We are a premium hosting company with premium products and services. In an industry that includes competitors from every angle engaging in a race to the bottom in pricing, we’ve chosen a different path. While others focus on making their products cheaper, we focus on making them better. Because we invest in our infrastructure and development to ensure we have the best servers in the world, we don’t need to lure people in with second rate products at subsidized, unsustainable prices.
ServInt has never been your run-of-the-mill bargain-basement hosting option, there are plenty of companies that fill that niche already. However, we also know that for those businesses entering the world of VPS and Dedicated servers for the first time there is often some initial sticker shock. Going from $7 to $50 a month is not trivial for a growing business tasting its first real wave of success, but finding a partner you can trust, that you can hold accountable, and that truly wants you to succeed is a priceless commodity these days.

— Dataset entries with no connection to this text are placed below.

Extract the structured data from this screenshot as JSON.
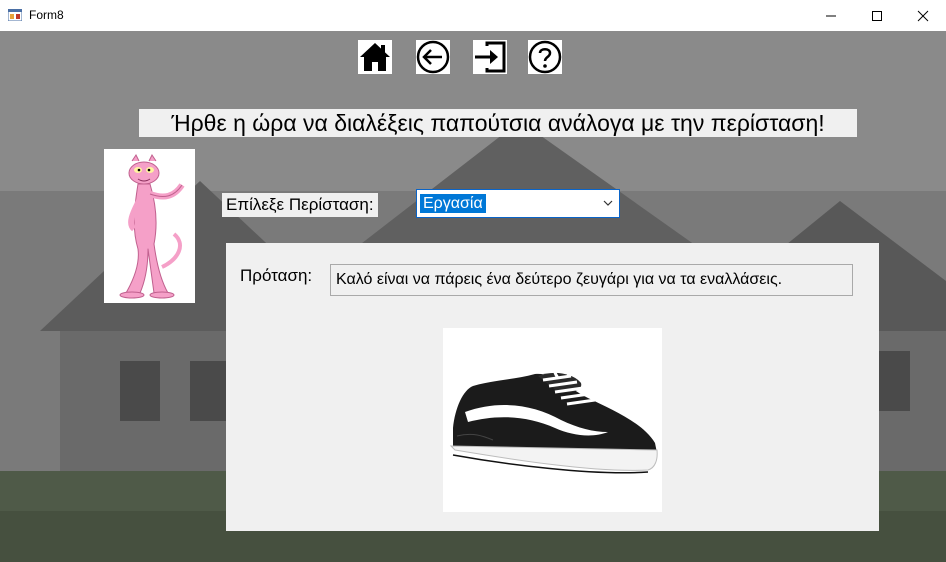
{
  "window": {
    "title": "Form8",
    "icons": {
      "app": "winforms-app-icon",
      "minimize": "minimize-icon",
      "maximize": "maximize-icon",
      "close": "close-icon"
    }
  },
  "nav": {
    "items": [
      {
        "icon": "home-icon"
      },
      {
        "icon": "back-arrow-icon"
      },
      {
        "icon": "exit-icon"
      },
      {
        "icon": "help-icon"
      }
    ]
  },
  "heading": "Ήρθε η ώρα να διαλέξεις παπούτσια ανάλογα με την περίσταση!",
  "occasion": {
    "label": "Επίλεξε Περίσταση:",
    "selected": "Εργασία"
  },
  "suggestion": {
    "label": "Πρόταση:",
    "text": "Καλό είναι να πάρεις ένα δεύτερο ζευγάρι για να τα εναλλάσεις."
  },
  "images": {
    "character": "pink-panther-image",
    "shoe": "black-sneaker-image"
  },
  "colors": {
    "selection": "#0078d7",
    "panel": "#f0f0f0",
    "panther_pink": "#f5a0c8"
  }
}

In the early days of ServInt, doing business with an influential partner at a special price was like winning the lottery. I want to bring that same experience to everyone who hasn’t felt 100% comfortable making the switch to ServInt.
Once you experience ServInt, you’ll stay with ServInt. We’ll be there on day one to help you get your business running, we’ll be there when you’re ready to go Solo with a Dedicated Server, and we’ll be there for you every day in between.
Being a host for over 15 years means we build our business on long-term relationships. It also allows us to build personal relationships with our clients, making you more like family to us than someone who buys a service.
Most of all, we’re looking forward to doing business with all of you.